"Defending Adultery in the White House"
What You Need To Know:
The disturbing nature of HYDE PARK ON HUDSON is that all of this adulterous activity is seen as “love.” Though some of it is speculation, and some of it is fact, it’s nonetheless a shameful aspect of the former president’s life. The story has its funny moments, but it’s mostly dull and boring, with an unsatisfying climax. Roosevelt doesn’t repent of his wrongdoings and doesn’t seek reconciliation with his wife. Bill Murray’s portrayal of FDR is silly and unbelievable. HYDE PARK ON HUDSON is an excessive Romantic tale of adultery with some foul language, no redeeming qualities, and little entertainment value.
(RoRo, LL, SS, A, D, MMM) Strong Romantic worldview where Franklin Roosevelt is just trying to enjoy life with no care of who in his family he’s hurting, so he just follows his sinful impulses and it’s looked upon positively as “love”; six obscenities (maybe one “f” bomb) and seven profanities; no violence; strong sexual content overall includes implied adultery throughout and from a distance we see a woman pleasure a man in his car fully clothed; no nudity; lots of alcohol consumption, but no drunkenness; heavy smoking of cigarettes; cheating and being allowed to get away with it is a major theme.

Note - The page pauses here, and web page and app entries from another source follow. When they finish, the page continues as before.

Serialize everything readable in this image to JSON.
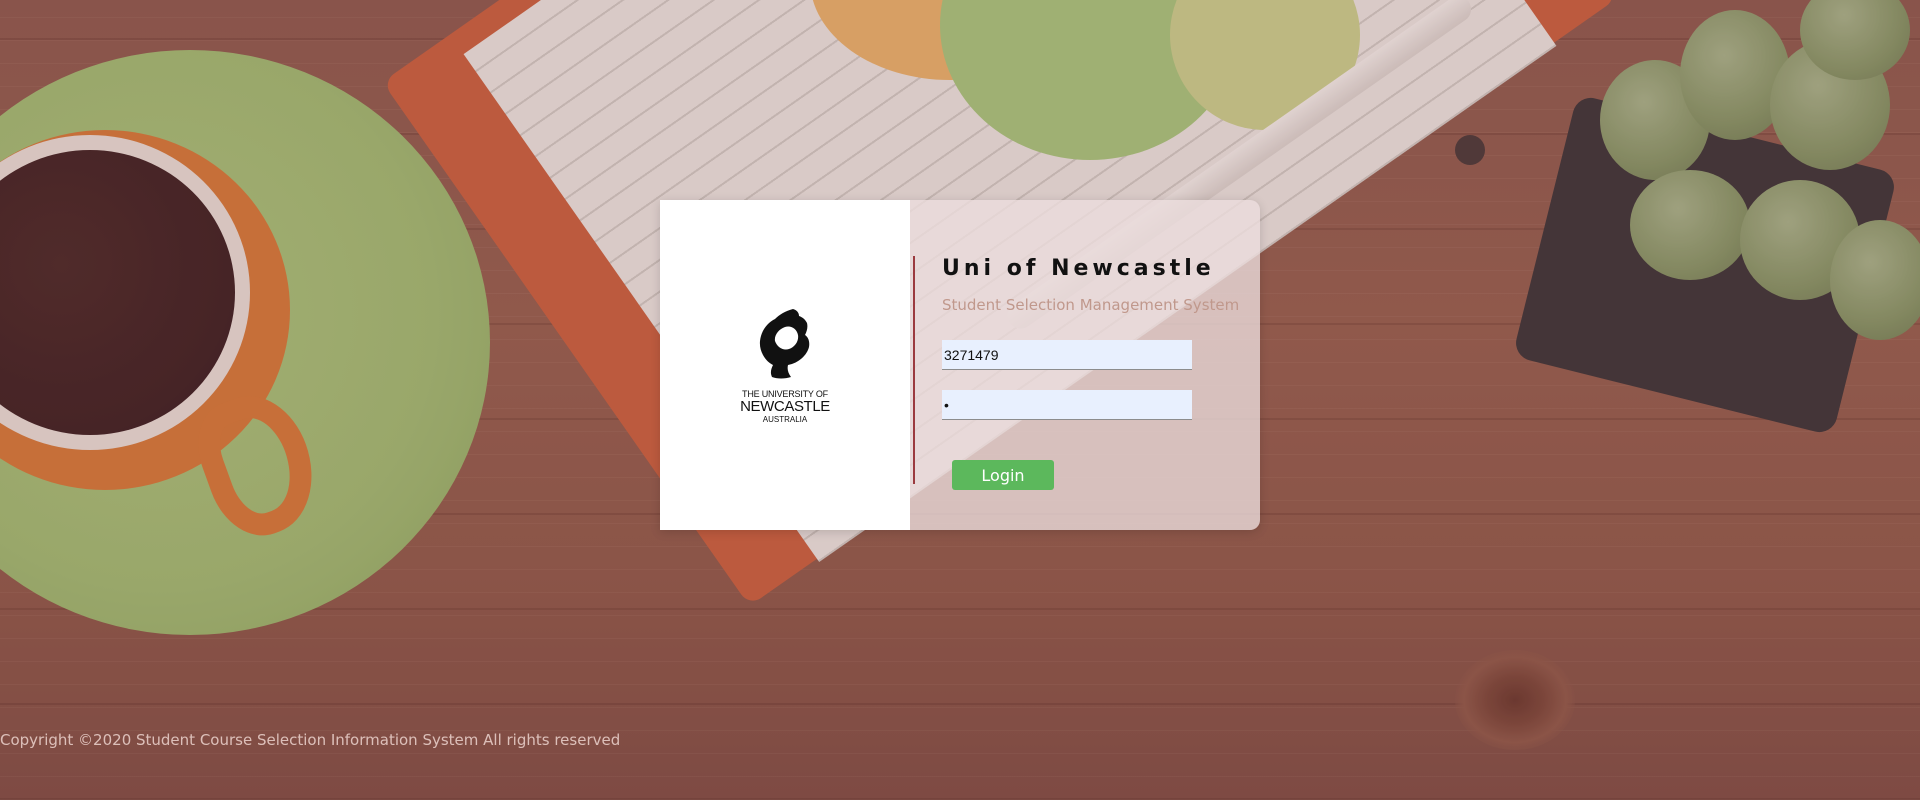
{
  "logo": {
    "icon": "horse-head-emblem",
    "line1": "THE UNIVERSITY OF",
    "line2": "NEWCASTLE",
    "line3": "AUSTRALIA"
  },
  "login": {
    "title": "Uni of Newcastle",
    "subtitle": "Student Selection Management System",
    "username_value": "3271479",
    "password_value": "•",
    "button_label": "Login"
  },
  "footer": {
    "copyright": "Copyright ©2020 Student Course Selection Information System All rights reserved"
  },
  "colors": {
    "button": "#5cb85c",
    "divider": "#9b3a3f",
    "subtitle": "#c0988c",
    "input_bg": "#e8f0fe"
  }
}
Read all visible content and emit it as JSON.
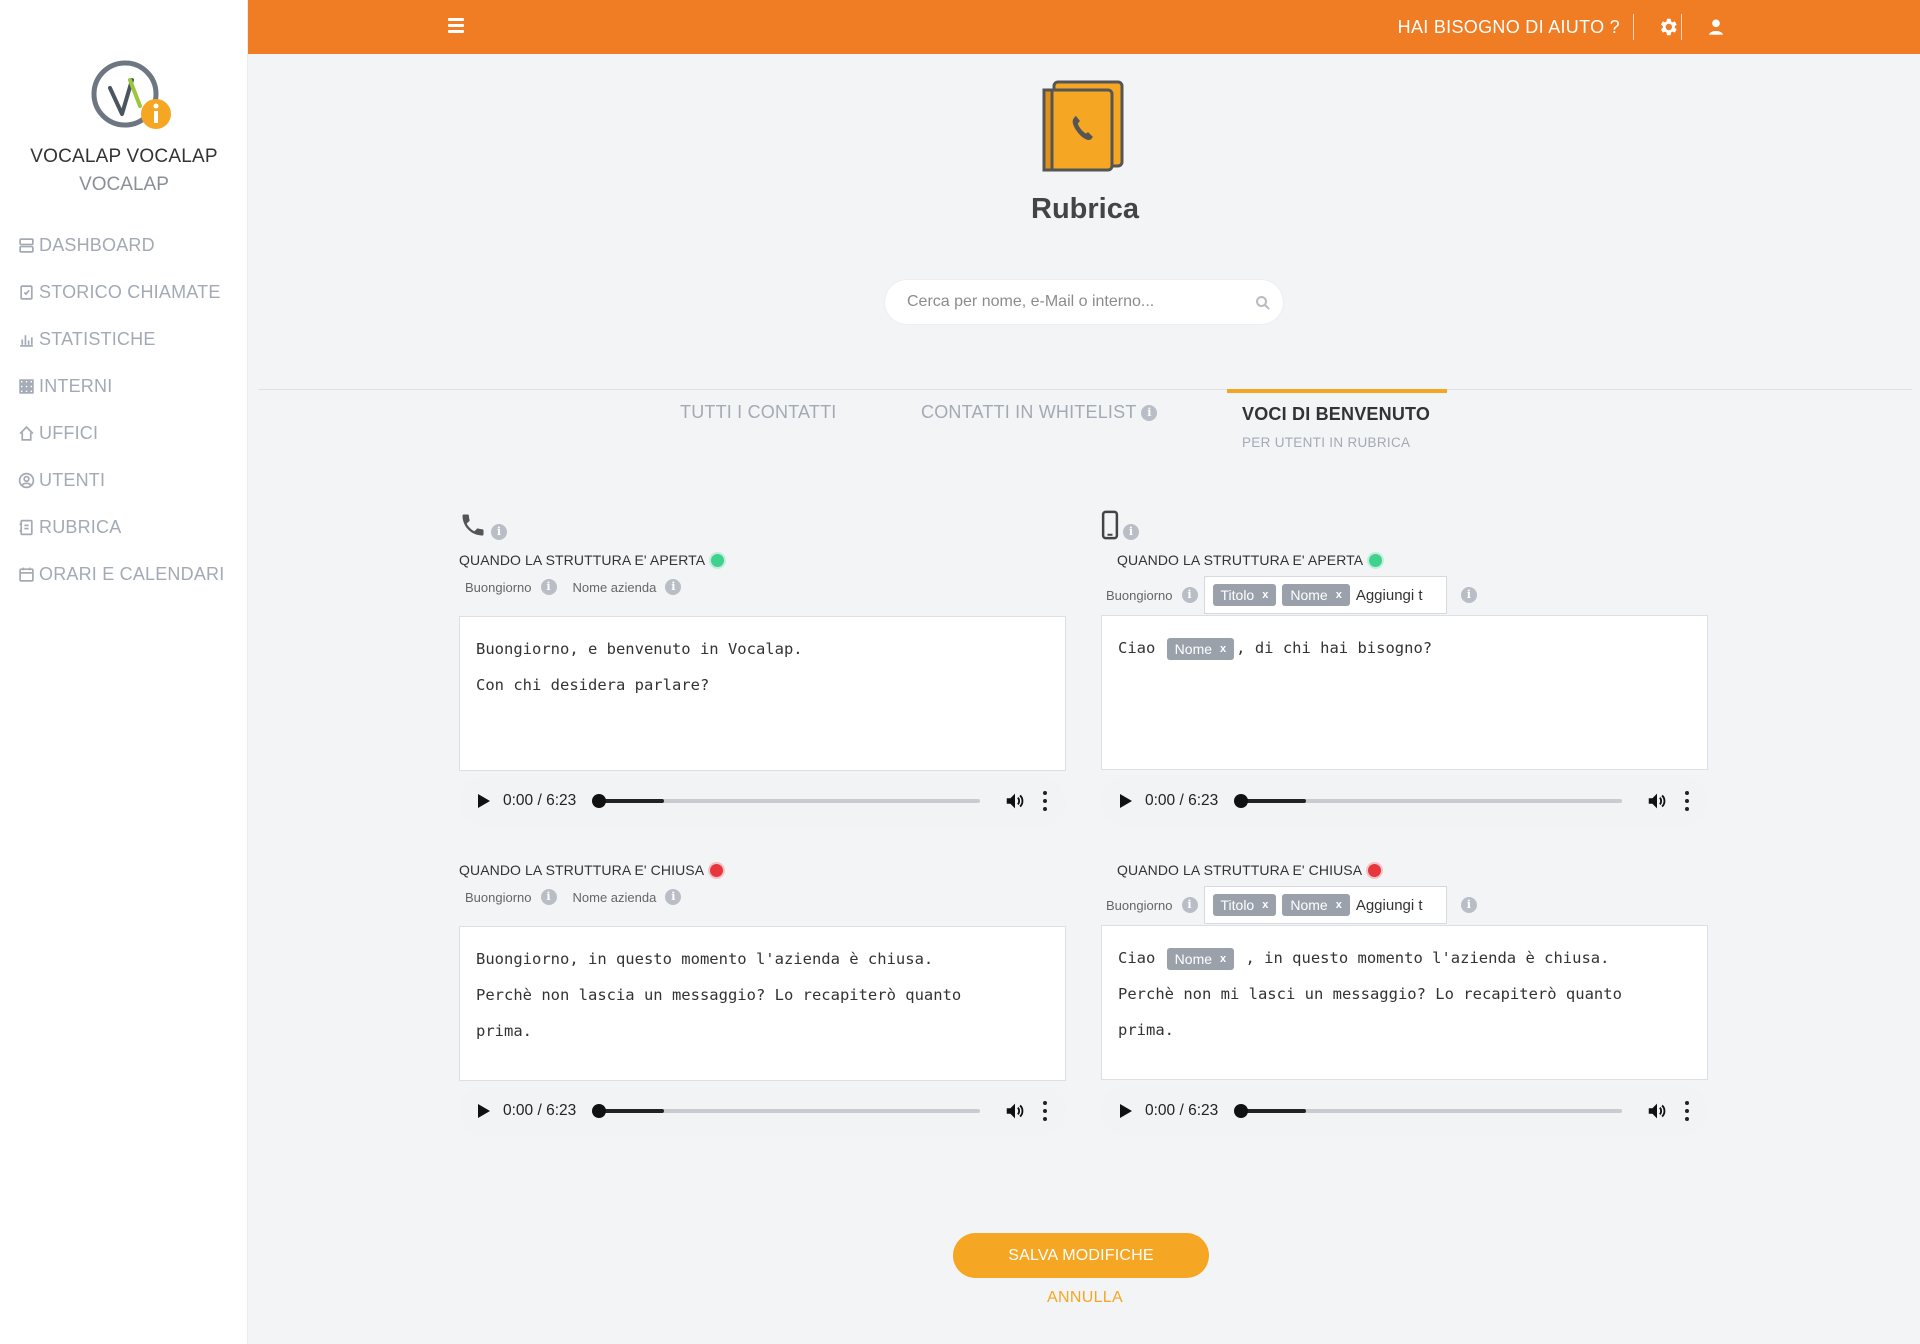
{
  "sidebar": {
    "user_name": "VOCALAP VOCALAP",
    "user_sub": "VOCALAP",
    "items": [
      {
        "label": "DASHBOARD",
        "icon": "dashboard-icon"
      },
      {
        "label": "STORICO CHIAMATE",
        "icon": "clipboard-icon"
      },
      {
        "label": "STATISTICHE",
        "icon": "bar-chart-icon"
      },
      {
        "label": "INTERNI",
        "icon": "grid-icon"
      },
      {
        "label": "UFFICI",
        "icon": "home-icon"
      },
      {
        "label": "UTENTI",
        "icon": "user-circle-icon"
      },
      {
        "label": "RUBRICA",
        "icon": "address-book-icon"
      },
      {
        "label": "ORARI E CALENDARI",
        "icon": "calendar-icon"
      }
    ]
  },
  "topbar": {
    "help_label": "HAI BISOGNO DI AIUTO ?",
    "accent": "#f07c23"
  },
  "header": {
    "title": "Rubrica",
    "search_placeholder": "Cerca per nome, e-Mail o interno..."
  },
  "tabs": {
    "all_contacts": "TUTTI I CONTATTI",
    "whitelist": "CONTATTI IN WHITELIST",
    "welcome": "VOCI DI BENVENUTO",
    "welcome_sub": "PER UTENTI IN RUBRICA"
  },
  "panels": {
    "landline": {
      "icon": "phone-icon",
      "open": {
        "label": "QUANDO LA STRUTTURA E' APERTA",
        "vars": [
          "Buongiorno",
          "Nome azienda"
        ],
        "lines": [
          "Buongiorno, e benvenuto in Vocalap.",
          "Con chi desidera parlare?"
        ],
        "audio_time": "0:00 / 6:23"
      },
      "closed": {
        "label": "QUANDO LA STRUTTURA E' CHIUSA",
        "vars": [
          "Buongiorno",
          "Nome azienda"
        ],
        "lines": [
          "Buongiorno, in questo momento l'azienda è chiusa.",
          "Perchè non lascia un messaggio? Lo recapiterò quanto",
          "prima."
        ],
        "audio_time": "0:00 / 6:23"
      }
    },
    "mobile": {
      "icon": "mobile-icon",
      "open": {
        "label": "QUANDO LA STRUTTURA E' APERTA",
        "var": "Buongiorno",
        "tags": [
          "Titolo",
          "Nome"
        ],
        "tag_input_value": "Aggiungi t",
        "text_before": "Ciao",
        "text_tag": "Nome",
        "text_after": ", di chi hai bisogno?",
        "audio_time": "0:00 / 6:23"
      },
      "closed": {
        "label": "QUANDO LA STRUTTURA E' CHIUSA",
        "var": "Buongiorno",
        "tags": [
          "Titolo",
          "Nome"
        ],
        "tag_input_value": "Aggiungi t",
        "text_before": "Ciao",
        "text_tag": "Nome",
        "text_after": ", in questo momento l'azienda è chiusa.",
        "lines": [
          "Perchè non mi lasci un messaggio? Lo recapiterò quanto",
          "prima."
        ],
        "audio_time": "0:00 / 6:23"
      }
    }
  },
  "actions": {
    "save": "SALVA MODIFICHE",
    "cancel": "ANNULLA"
  },
  "audio_progress_fraction": 0.0
}
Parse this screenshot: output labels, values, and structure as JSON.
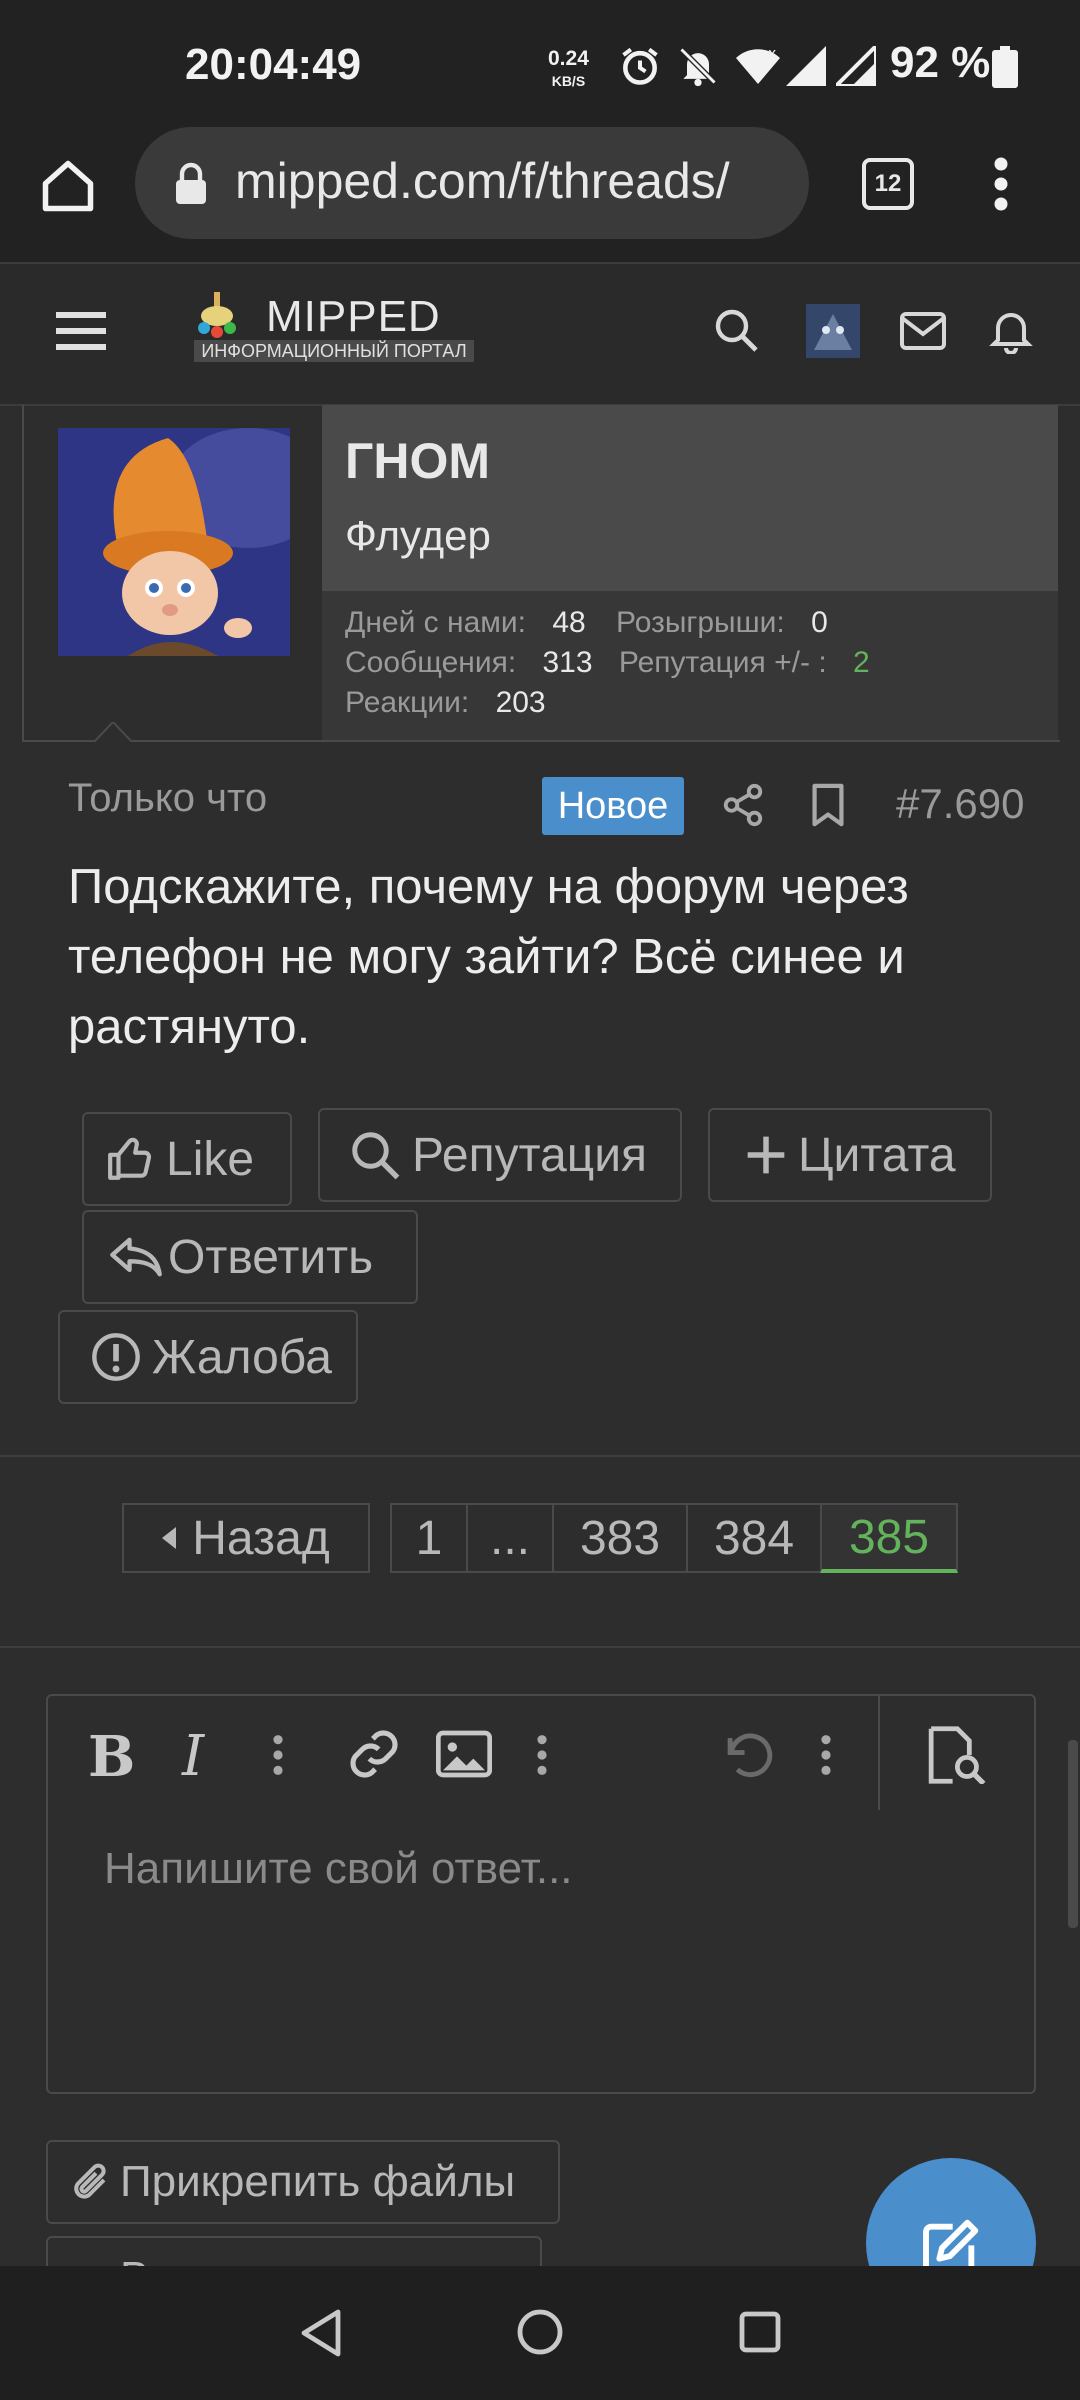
{
  "status_bar": {
    "time": "20:04:49",
    "net_speed_value": "0.24",
    "net_speed_unit": "KB/S",
    "battery": "92 %"
  },
  "browser": {
    "url": "mipped.com/f/threads/",
    "tab_count": "12"
  },
  "site_header": {
    "logo_text": "MIPPED",
    "logo_subtitle": "ИНФОРМАЦИОННЫЙ ПОРТАЛ"
  },
  "user_card": {
    "name": "ГНОМ",
    "title": "Флудер",
    "stats": {
      "days_label": "Дней с нами:",
      "days_value": "48",
      "raffles_label": "Розыгрыши:",
      "raffles_value": "0",
      "messages_label": "Сообщения:",
      "messages_value": "313",
      "reputation_label": "Репутация +/- :",
      "reputation_value": "2",
      "reactions_label": "Реакции:",
      "reactions_value": "203"
    }
  },
  "post": {
    "time": "Только что",
    "badge": "Новое",
    "number": "#7.690",
    "body": "Подскажите, почему на форум через телефон не могу зайти? Всё синее и растянуто."
  },
  "actions": {
    "like": "Like",
    "reputation": "Репутация",
    "quote": "Цитата",
    "reply": "Ответить",
    "report": "Жалоба"
  },
  "pagination": {
    "back": "Назад",
    "pages": [
      "1",
      "...",
      "383",
      "384",
      "385"
    ],
    "current": "385"
  },
  "editor": {
    "placeholder": "Напишите свой ответ..."
  },
  "attachments": {
    "attach_files": "Прикрепить файлы",
    "insert_quotes": "Вставить цитаты..."
  },
  "colors": {
    "accent_blue": "#4a8fcc",
    "accent_green": "#63b35d",
    "background": "#2d2d2d"
  }
}
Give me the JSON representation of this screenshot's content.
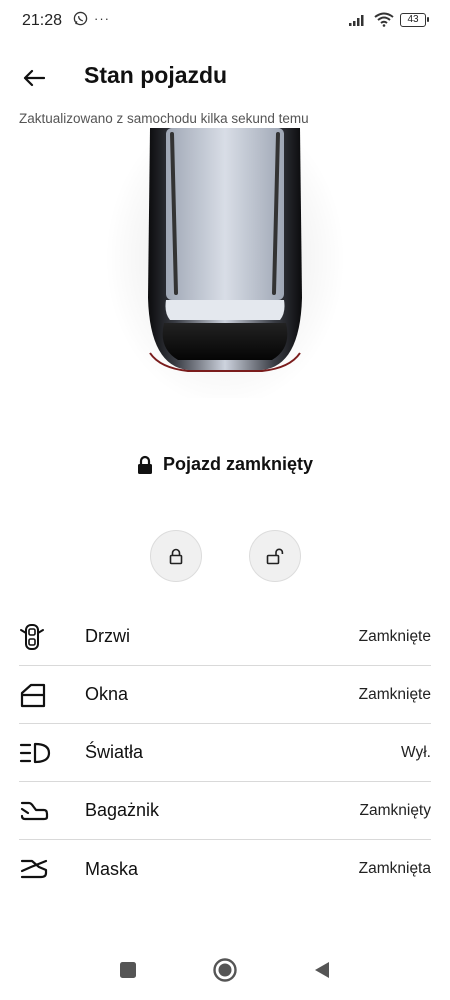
{
  "status_bar": {
    "time": "21:28",
    "battery": "43",
    "more": "···"
  },
  "header": {
    "title": "Stan pojazdu"
  },
  "update_text": "Zaktualizowano z samochodu kilka sekund temu",
  "lock_status": {
    "label": "Pojazd zamknięty",
    "icon": "padlock-icon"
  },
  "actions": [
    {
      "name": "lock",
      "icon": "lock-icon"
    },
    {
      "name": "unlock",
      "icon": "unlock-icon"
    }
  ],
  "status_items": [
    {
      "icon": "door-icon",
      "label": "Drzwi",
      "value": "Zamknięte"
    },
    {
      "icon": "window-icon",
      "label": "Okna",
      "value": "Zamknięte"
    },
    {
      "icon": "headlight-icon",
      "label": "Światła",
      "value": "Wył."
    },
    {
      "icon": "trunk-icon",
      "label": "Bagażnik",
      "value": "Zamknięty"
    },
    {
      "icon": "hood-icon",
      "label": "Maska",
      "value": "Zamknięta"
    }
  ],
  "nav": {
    "recents_icon": "square-icon",
    "home_icon": "circle-icon",
    "back_icon": "triangle-icon"
  }
}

HYDE PARK ON HUDSON is a historical tale revolving around President Franklin Roosevelt in 1939 at his home at Hyde Park on Hudson, in upstate New York. The story is told through the eyes of Daisy, a middle aged woman, who’s both the neighbor of Roosevelt and a distant relative. One day Daisy is mysteriously summoned to see the President at his home. Upon her visit of the president, a friendship is born between Franklin and Daisy, but it doesn’t take long before it becomes more than a friendship. As time passes, they grow very close and intimate.
Meanwhile, Hyde Park becomes franticly busy getting ready for the arrival of the King and Queen of England. They have come to America to convince the President to aid England in the coming war with Germany.
The King and Queen arrive at Hyde Park. In one funny scene, the Queen is horrified that the main dish served at a picnic for their highnesses would be hot dogs. Though they avoid saying anything offensive to the Roosevelts, it’s obvious that the “common” Americans make them uncomfortable, but nonetheless, the Franklin and the King hit it off. So, the President assures him that he believes America could be convinced to join England in fighting Germany.
One lonely night, Daisy retreats to think at one of her and Roosevelt’s hiding spots, a small cottage in the woods. With the moon gazing on the outside porch, she realizes she’s not alone at the cottage. One of Roosevelt’s guards approaches her, and she hears voices from inside the house. It becomes clear to her that she isn’t the only woman having an affair with President Roosevelt.
Broken hearted, Daisy runs off into the woods. She is approached by the other woman having the affair, Roosevelt’s assistant. She explains to Daisy that if she wants to be close to Franklin, she has to “share” him. Daisy resists this idea, but it doesn’t take long before she relents and is okay with the idea.
HYDE PARK ON HUDSON is quite the disturbing tale of adultery with an offensive Romantic worldview. Though there are a few funny moments, the story is slow and drawn out. Bill Murray’s portrayal of FDR isn’t believable and seems pushed at times. Most of the movie has to do with his relationship with Daisy (whose full name is actually Margaret Suckley). Factually, though there is no actual proof that his relationship with Daisy was romantic, due to the strong language used in their letters, it’s speculated they were romantically involved.
Though Roosevelt’s adulterous activity with other women is commonly known, the movie doesn’t portray this as a bad thing. Roosevelt is seen as a stressed man who just needs to wind down and have some fun every once in a while. In fact, the love between him and Daisy is even looked at positively. His relationship with his wife is obviously destroyed, but Roosevelt doesn’t seem to care. Also, the King and Queen’s visit is very brief, and hardly any talk of politics takes place.
Ultimately, therefore, the movie primarily just asks viewers to sympathize with Roosevelt, but wise-media, discerning viewers will know better than to do that. HYDE PARK ON HUDSON is an excessive tale of adultery with some foul language, no redeeming qualities and little entertainment value.